## Data for this exercise
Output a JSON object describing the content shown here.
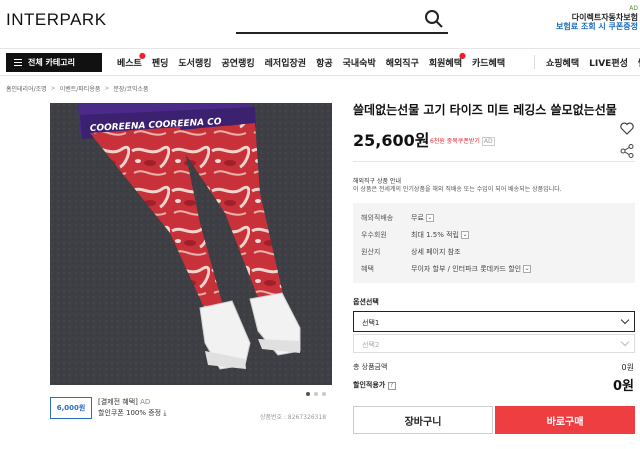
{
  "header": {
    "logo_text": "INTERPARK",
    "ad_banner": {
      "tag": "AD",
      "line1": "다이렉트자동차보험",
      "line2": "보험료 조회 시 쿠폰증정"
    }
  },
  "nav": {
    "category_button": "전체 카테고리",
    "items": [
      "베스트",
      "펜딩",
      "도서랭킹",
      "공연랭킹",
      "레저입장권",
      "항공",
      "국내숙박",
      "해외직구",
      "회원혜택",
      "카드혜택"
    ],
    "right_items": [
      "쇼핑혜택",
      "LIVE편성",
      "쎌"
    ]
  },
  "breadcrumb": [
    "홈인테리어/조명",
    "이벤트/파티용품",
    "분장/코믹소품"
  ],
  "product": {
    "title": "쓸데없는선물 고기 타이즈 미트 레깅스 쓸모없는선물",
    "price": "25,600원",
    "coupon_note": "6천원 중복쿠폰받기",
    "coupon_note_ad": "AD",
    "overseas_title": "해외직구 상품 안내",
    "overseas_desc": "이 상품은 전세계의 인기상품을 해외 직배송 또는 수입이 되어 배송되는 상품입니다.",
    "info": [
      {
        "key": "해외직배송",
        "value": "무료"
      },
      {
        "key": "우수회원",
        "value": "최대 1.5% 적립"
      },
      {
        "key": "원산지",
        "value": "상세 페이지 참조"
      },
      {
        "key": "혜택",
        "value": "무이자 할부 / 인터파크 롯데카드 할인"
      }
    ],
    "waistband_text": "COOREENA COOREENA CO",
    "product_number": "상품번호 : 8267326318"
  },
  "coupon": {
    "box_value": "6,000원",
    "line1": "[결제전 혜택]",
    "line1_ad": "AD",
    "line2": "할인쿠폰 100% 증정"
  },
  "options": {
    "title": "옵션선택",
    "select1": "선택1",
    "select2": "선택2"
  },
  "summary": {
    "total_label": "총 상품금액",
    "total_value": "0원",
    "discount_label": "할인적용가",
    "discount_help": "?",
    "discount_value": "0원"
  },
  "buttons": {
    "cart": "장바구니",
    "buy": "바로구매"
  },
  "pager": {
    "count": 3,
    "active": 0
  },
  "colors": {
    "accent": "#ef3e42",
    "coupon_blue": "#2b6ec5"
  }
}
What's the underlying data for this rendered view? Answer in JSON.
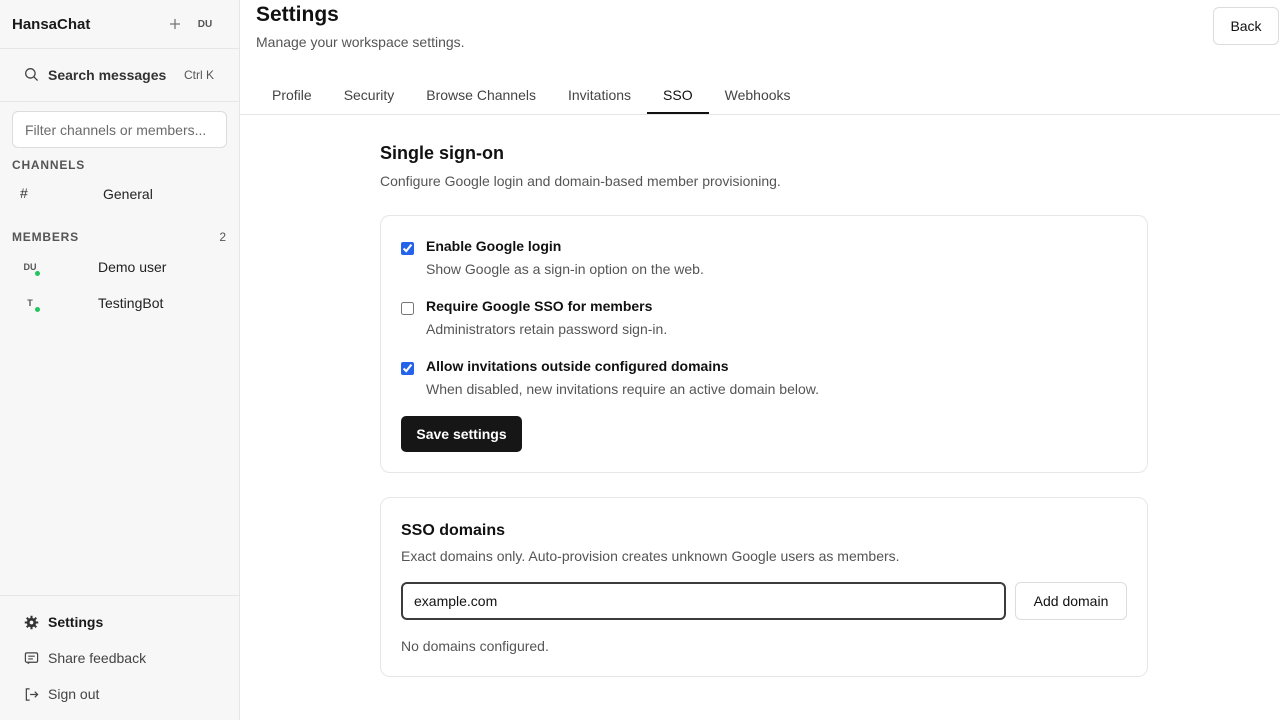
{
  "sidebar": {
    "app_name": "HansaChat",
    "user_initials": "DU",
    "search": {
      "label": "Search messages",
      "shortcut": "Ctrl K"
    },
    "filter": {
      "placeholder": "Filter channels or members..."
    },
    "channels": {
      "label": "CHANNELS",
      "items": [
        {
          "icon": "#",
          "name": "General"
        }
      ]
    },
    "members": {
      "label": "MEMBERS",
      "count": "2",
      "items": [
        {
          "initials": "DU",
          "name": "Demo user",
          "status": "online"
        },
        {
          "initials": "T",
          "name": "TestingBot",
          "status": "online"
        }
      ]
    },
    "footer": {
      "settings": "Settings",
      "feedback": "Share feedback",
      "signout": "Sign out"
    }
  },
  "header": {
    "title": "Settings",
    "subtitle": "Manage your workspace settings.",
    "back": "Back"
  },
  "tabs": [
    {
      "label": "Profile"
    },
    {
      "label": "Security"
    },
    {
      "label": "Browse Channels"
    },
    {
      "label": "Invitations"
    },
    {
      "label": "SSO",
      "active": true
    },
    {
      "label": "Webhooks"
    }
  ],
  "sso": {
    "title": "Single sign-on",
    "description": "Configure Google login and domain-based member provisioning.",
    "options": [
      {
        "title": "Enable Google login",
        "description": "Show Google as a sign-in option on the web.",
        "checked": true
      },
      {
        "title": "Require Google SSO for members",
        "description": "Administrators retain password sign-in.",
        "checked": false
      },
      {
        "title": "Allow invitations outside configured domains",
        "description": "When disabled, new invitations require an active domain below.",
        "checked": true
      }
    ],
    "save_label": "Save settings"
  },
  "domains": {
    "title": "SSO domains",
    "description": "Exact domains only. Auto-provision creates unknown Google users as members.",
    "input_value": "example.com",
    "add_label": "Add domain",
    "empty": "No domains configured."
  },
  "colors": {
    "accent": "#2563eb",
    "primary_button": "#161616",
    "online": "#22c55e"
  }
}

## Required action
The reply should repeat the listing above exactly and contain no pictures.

## Response to the exercise
Output a JSON object describing the content shown here.
{
  "header": {
    "logo_text": "INTERPARK",
    "ad_banner": {
      "tag": "AD",
      "line1": "다이렉트자동차보험",
      "line2": "보험료 조회 시 쿠폰증정"
    }
  },
  "nav": {
    "category_button": "전체 카테고리",
    "items": [
      "베스트",
      "펜딩",
      "도서랭킹",
      "공연랭킹",
      "레저입장권",
      "항공",
      "국내숙박",
      "해외직구",
      "회원혜택",
      "카드혜택"
    ],
    "right_items": [
      "쇼핑혜택",
      "LIVE편성",
      "쎌"
    ]
  },
  "breadcrumb": [
    "홈인테리어/조명",
    "이벤트/파티용품",
    "분장/코믹소품"
  ],
  "product": {
    "title": "쓸데없는선물 고기 타이즈 미트 레깅스 쓸모없는선물",
    "price": "25,600원",
    "coupon_note": "6천원 중복쿠폰받기",
    "coupon_note_ad": "AD",
    "overseas_title": "해외직구 상품 안내",
    "overseas_desc": "이 상품은 전세계의 인기상품을 해외 직배송 또는 수입이 되어 배송되는 상품입니다.",
    "info": [
      {
        "key": "해외직배송",
        "value": "무료"
      },
      {
        "key": "우수회원",
        "value": "최대 1.5% 적립"
      },
      {
        "key": "원산지",
        "value": "상세 페이지 참조"
      },
      {
        "key": "혜택",
        "value": "무이자 할부 / 인터파크 롯데카드 할인"
      }
    ],
    "waistband_text": "COOREENA COOREENA CO",
    "product_number": "상품번호 : 8267326318"
  },
  "coupon": {
    "box_value": "6,000원",
    "line1": "[결제전 혜택]",
    "line1_ad": "AD",
    "line2": "할인쿠폰 100% 증정"
  },
  "options": {
    "title": "옵션선택",
    "select1": "선택1",
    "select2": "선택2"
  },
  "summary": {
    "total_label": "총 상품금액",
    "total_value": "0원",
    "discount_label": "할인적용가",
    "discount_help": "?",
    "discount_value": "0원"
  },
  "buttons": {
    "cart": "장바구니",
    "buy": "바로구매"
  },
  "pager": {
    "count": 3,
    "active": 0
  },
  "colors": {
    "accent": "#ef3e42",
    "coupon_blue": "#2b6ec5"
  }
}
What's the underlying data for this rendered view? Answer in JSON.
{
  "sidebar": {
    "app_name": "HansaChat",
    "user_initials": "DU",
    "search": {
      "label": "Search messages",
      "shortcut": "Ctrl K"
    },
    "filter": {
      "placeholder": "Filter channels or members..."
    },
    "channels": {
      "label": "CHANNELS",
      "items": [
        {
          "icon": "#",
          "name": "General"
        }
      ]
    },
    "members": {
      "label": "MEMBERS",
      "count": "2",
      "items": [
        {
          "initials": "DU",
          "name": "Demo user",
          "status": "online"
        },
        {
          "initials": "T",
          "name": "TestingBot",
          "status": "online"
        }
      ]
    },
    "footer": {
      "settings": "Settings",
      "feedback": "Share feedback",
      "signout": "Sign out"
    }
  },
  "header": {
    "title": "Settings",
    "subtitle": "Manage your workspace settings.",
    "back": "Back"
  },
  "tabs": [
    {
      "label": "Profile"
    },
    {
      "label": "Security"
    },
    {
      "label": "Browse Channels"
    },
    {
      "label": "Invitations"
    },
    {
      "label": "SSO",
      "active": true
    },
    {
      "label": "Webhooks"
    }
  ],
  "sso": {
    "title": "Single sign-on",
    "description": "Configure Google login and domain-based member provisioning.",
    "options": [
      {
        "title": "Enable Google login",
        "description": "Show Google as a sign-in option on the web.",
        "checked": true
      },
      {
        "title": "Require Google SSO for members",
        "description": "Administrators retain password sign-in.",
        "checked": false
      },
      {
        "title": "Allow invitations outside configured domains",
        "description": "When disabled, new invitations require an active domain below.",
        "checked": true
      }
    ],
    "save_label": "Save settings"
  },
  "domains": {
    "title": "SSO domains",
    "description": "Exact domains only. Auto-provision creates unknown Google users as members.",
    "input_value": "example.com",
    "add_label": "Add domain",
    "empty": "No domains configured."
  },
  "colors": {
    "accent": "#2563eb",
    "primary_button": "#161616",
    "online": "#22c55e"
  }
}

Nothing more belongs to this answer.